Blackburne Founder and Managing Director Paul Blackburne – speaking at Property Council of Australia’s WA Outlook Lunch 2021 event held on February 19 – said prices had been on the up in the apartment market.

“I think you will find in the next few months, the 10-12 per cent growth rate that the banks and economists are predicting have probably already happened,” he said. “Usually you find out about it three to four months too late.

“I think prices have already gone up 10 per cent roughly, which puts them back where they were two or three years ago.”

Mr Blackburne said despite the potential price rise, it wasn’t all good news for developers.

“For developers, that doesn’t mean if they were making a 15 per cent profit margin that they will suddenly double their margin, because the input cuts like construction will go up by the same or more than that,” he said.

“As everyone gets excited thinking the market and the economy is hot and there is cheap money everywhere, if you haven’t already bought the sites you probably have to pay a lot more next year.

“So most developers have financial trouble during a boom because they get the input costs wrong.”

It is not just prices going up, rents have and will continue to grow, Mr Blackburne said.

“The moratorium on rents is set to end in March. Rents will go up 15-25 per cent I would say in apartments, probably the same in houses,” he said. “That is only probably half of the properties – half have already been raised, as they were a lease renewal and you could already raise it.

“As a general rule, we property manage 1000 apartments around Perth, they have already gone up 10 per cent and we will be putting them up another 10-15 per cent next month when they are due.”

We are currently in an undersupply of apartments, according to Mr Blackburne, but this will only persist for the medium term.

“There is an undersupply at the moment – I think there is a structural short-to-medium term undersupply, but there is going to be an oversupply of apartments in the next 10-15 years and that is normal. That will be for two to three years, then there will be an undersupply,” he said.

Mr Blackburne said the long lead times in the apartment market made it hard to capitalise on hot markets, as you were making decisions now for something that would be settled in four or five years.

“We have to develop through the cycles in Perth – Perth has big ups and downs,” he said.

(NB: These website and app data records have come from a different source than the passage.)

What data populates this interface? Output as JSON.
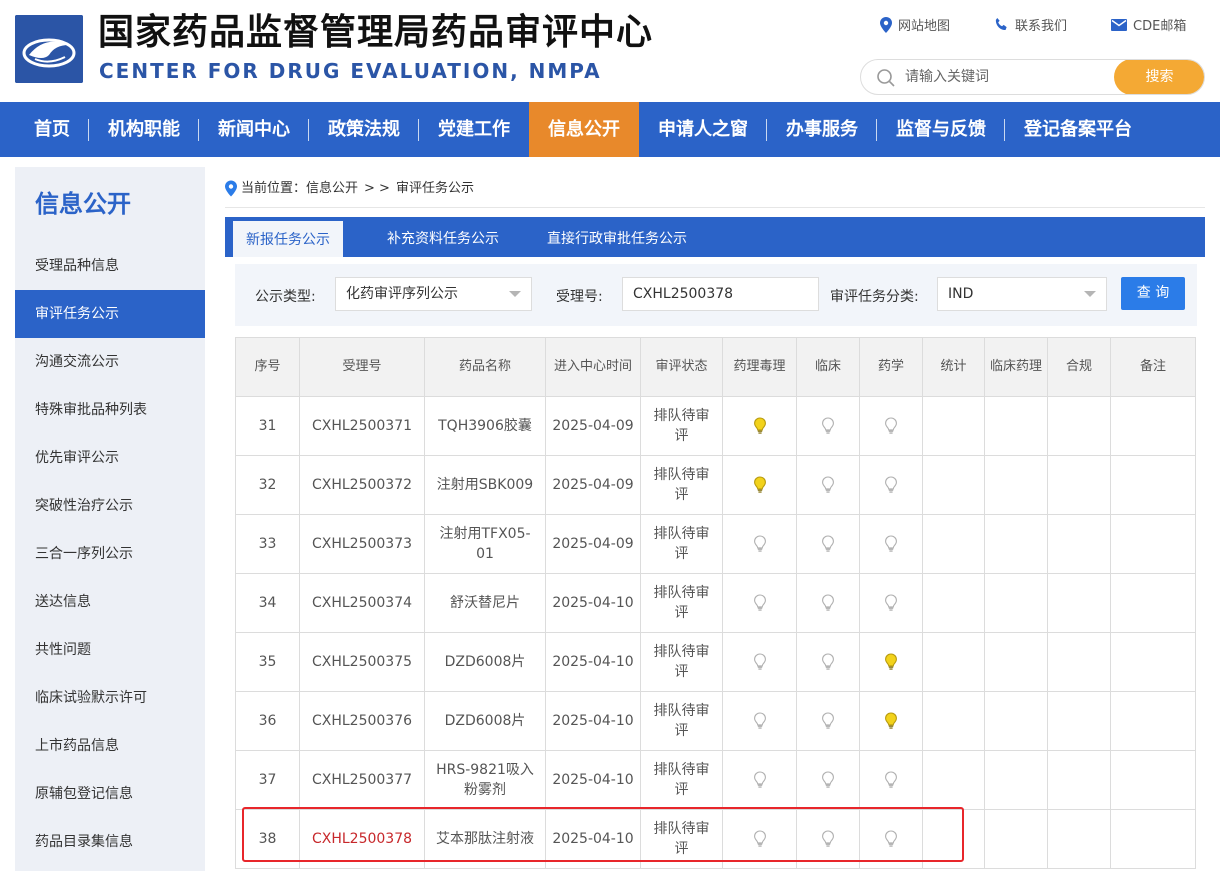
{
  "header": {
    "title": "国家药品监督管理局药品审评中心",
    "subtitle": "CENTER FOR DRUG EVALUATION, NMPA",
    "top_links": [
      {
        "label": "网站地图",
        "icon": "map-pin-icon"
      },
      {
        "label": "联系我们",
        "icon": "phone-icon"
      },
      {
        "label": "CDE邮箱",
        "icon": "mail-icon"
      }
    ],
    "search_placeholder": "请输入关键词",
    "search_button": "搜索"
  },
  "nav": {
    "items": [
      "首页",
      "机构职能",
      "新闻中心",
      "政策法规",
      "党建工作",
      "信息公开",
      "申请人之窗",
      "办事服务",
      "监督与反馈",
      "登记备案平台"
    ],
    "active": "信息公开"
  },
  "sidebar": {
    "title": "信息公开",
    "items": [
      "受理品种信息",
      "审评任务公示",
      "沟通交流公示",
      "特殊审批品种列表",
      "优先审评公示",
      "突破性治疗公示",
      "三合一序列公示",
      "送达信息",
      "共性问题",
      "临床试验默示许可",
      "上市药品信息",
      "原辅包登记信息",
      "药品目录集信息"
    ],
    "active": "审评任务公示"
  },
  "breadcrumb": {
    "prefix": "当前位置：信息公开",
    "separator": "> >",
    "current": "审评任务公示"
  },
  "tabs": {
    "items": [
      "新报任务公示",
      "补充资料任务公示",
      "直接行政审批任务公示"
    ],
    "active": "新报任务公示"
  },
  "filters": {
    "type_label": "公示类型:",
    "type_value": "化药审评序列公示",
    "number_label": "受理号:",
    "number_value": "CXHL2500378",
    "category_label": "审评任务分类:",
    "category_value": "IND",
    "query_button": "查 询"
  },
  "table": {
    "headers": [
      "序号",
      "受理号",
      "药品名称",
      "进入中心时间",
      "审评状态",
      "药理毒理",
      "临床",
      "药学",
      "统计",
      "临床药理",
      "合规",
      "备注"
    ],
    "colors": {
      "bulb_on": "#f2d21b",
      "bulb_off": "#c8c8c8",
      "highlight": "#e8262b",
      "highlight_text": "#c7282b"
    },
    "rows": [
      {
        "no": "31",
        "code": "CXHL2500371",
        "name": "TQH3906胶囊",
        "date": "2025-04-09",
        "status": "排队待审评",
        "pharm": "on",
        "clin": "off",
        "chem": "off"
      },
      {
        "no": "32",
        "code": "CXHL2500372",
        "name": "注射用SBK009",
        "date": "2025-04-09",
        "status": "排队待审评",
        "pharm": "on",
        "clin": "off",
        "chem": "off"
      },
      {
        "no": "33",
        "code": "CXHL2500373",
        "name": "注射用TFX05-01",
        "date": "2025-04-09",
        "status": "排队待审评",
        "pharm": "off",
        "clin": "off",
        "chem": "off"
      },
      {
        "no": "34",
        "code": "CXHL2500374",
        "name": "舒沃替尼片",
        "date": "2025-04-10",
        "status": "排队待审评",
        "pharm": "off",
        "clin": "off",
        "chem": "off"
      },
      {
        "no": "35",
        "code": "CXHL2500375",
        "name": "DZD6008片",
        "date": "2025-04-10",
        "status": "排队待审评",
        "pharm": "off",
        "clin": "off",
        "chem": "on"
      },
      {
        "no": "36",
        "code": "CXHL2500376",
        "name": "DZD6008片",
        "date": "2025-04-10",
        "status": "排队待审评",
        "pharm": "off",
        "clin": "off",
        "chem": "on"
      },
      {
        "no": "37",
        "code": "CXHL2500377",
        "name": "HRS-9821吸入粉雾剂",
        "date": "2025-04-10",
        "status": "排队待审评",
        "pharm": "off",
        "clin": "off",
        "chem": "off"
      },
      {
        "no": "38",
        "code": "CXHL2500378",
        "name": "艾本那肽注射液",
        "date": "2025-04-10",
        "status": "排队待审评",
        "pharm": "off",
        "clin": "off",
        "chem": "off",
        "highlight": true
      }
    ]
  }
}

“Our principle is that the percentage of the population that live in apartments is going to double over the next 10-20 years, so population growth is irrelevant to us because our whole business model is based on a demographic shift.”

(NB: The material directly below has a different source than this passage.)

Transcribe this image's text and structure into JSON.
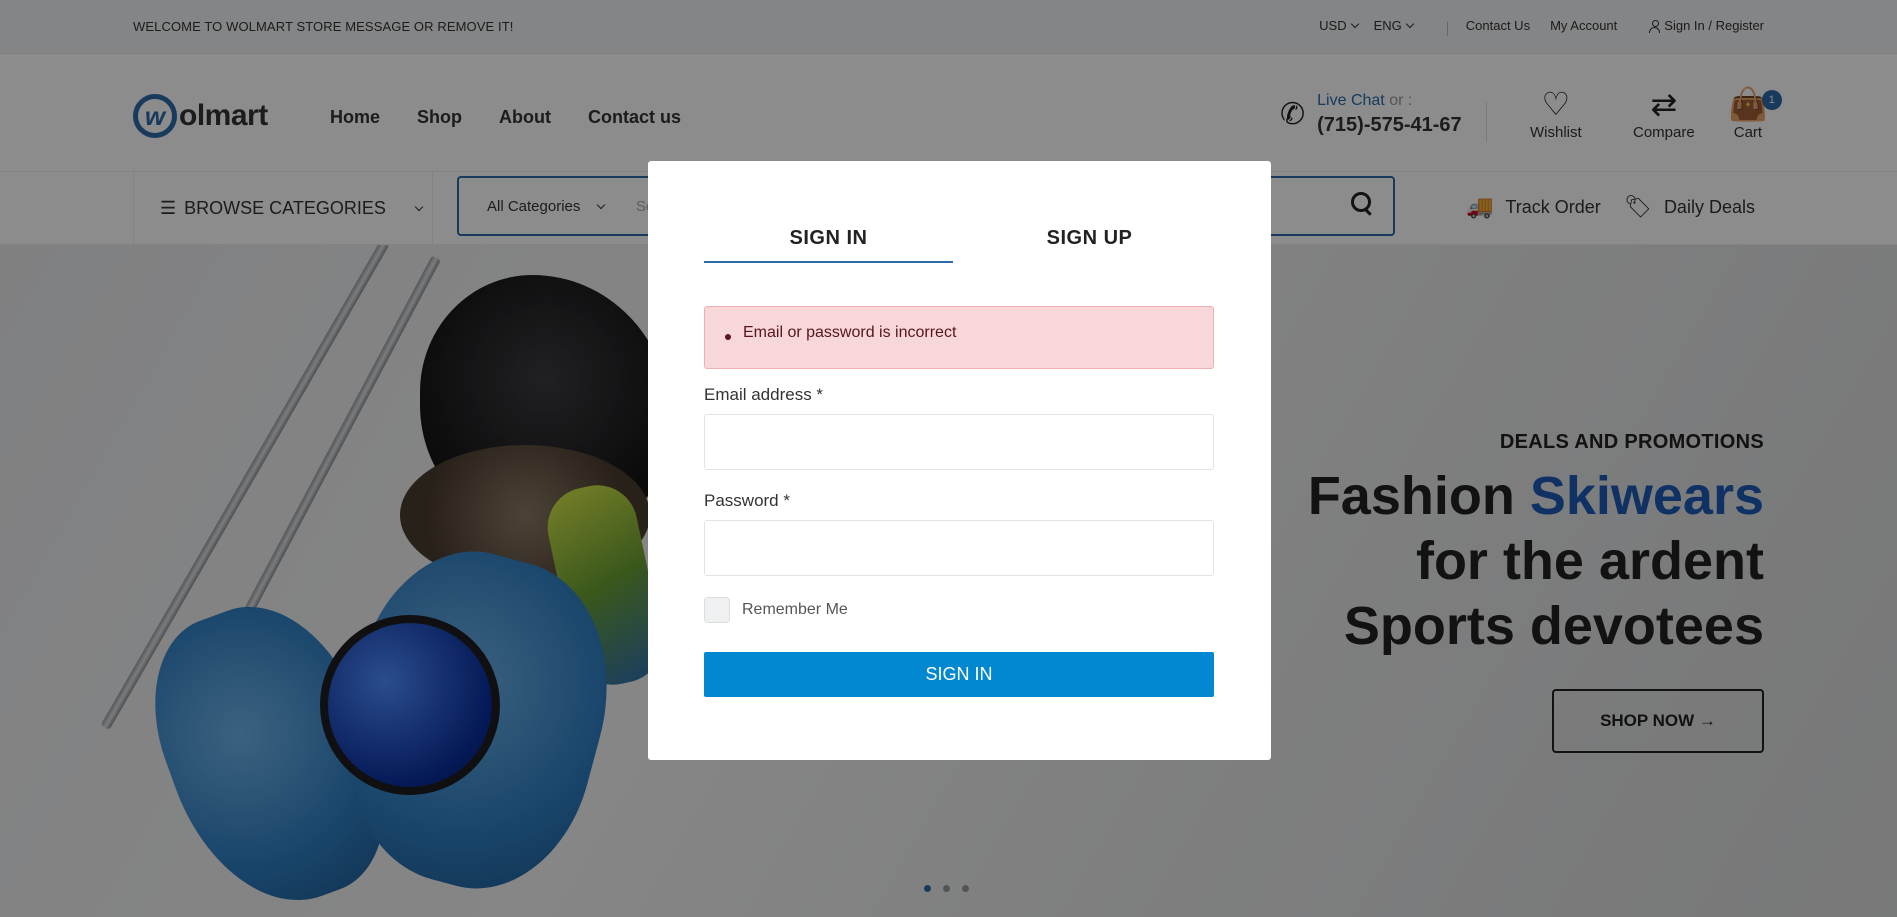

Keynote speaker for the event, The University of Western Australia School of Social Sciences Head of School Amanda Davies said despite international border closures, Western Australia’s population was not shrinking, but growth was happening at a slower rate than previously forecasted.

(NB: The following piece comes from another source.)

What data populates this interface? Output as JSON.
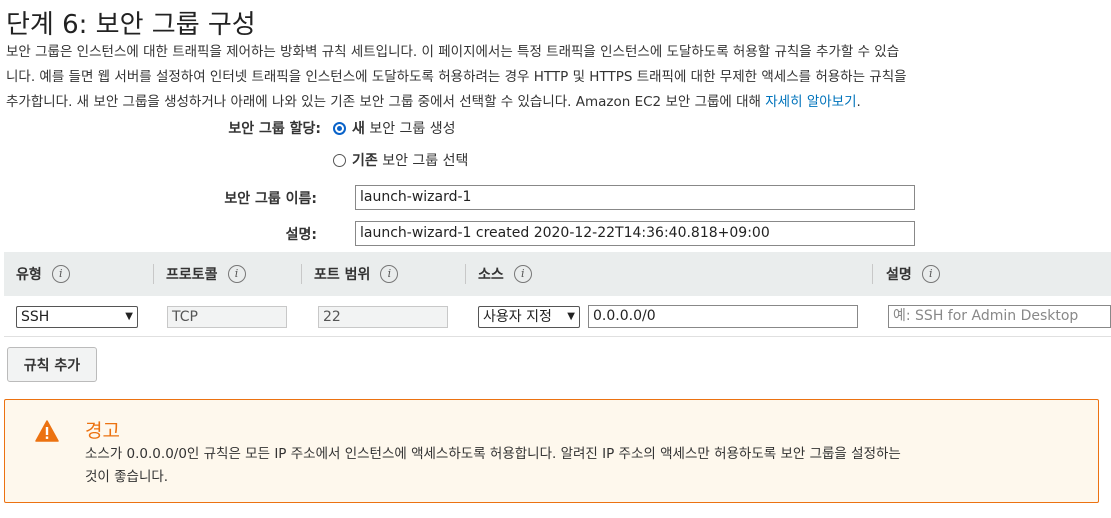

Despite talks of an exodus of city dwellers to the regions, Ms Davies said the data had not shown this to be true.

“The number of people moving between Perth and regional – more people moved into Perth in the last six years than into the regions,” she said. “This goes against that rhetoric about the mass outmigration from people in cities – it hasn’t been happening, it isn’t likely to happen.

“In terms of moving to the country, it is not really probable that we are going to have a massive amount of people pick up their laptops, move to the country and work from home.”

Ms Davies also said for the first time since 2013, WA was in a net gain for interstate migration.

The data Ms Davies presented showed that in 2020, WA gained 20 people per month from interstate migration, while in 2019 we were losing 690 per month, following on from a decade-long period of positive net interstate migration gain.

The skilled migration market is likely to pick up once borders open up, however the international student market will take some time to recover.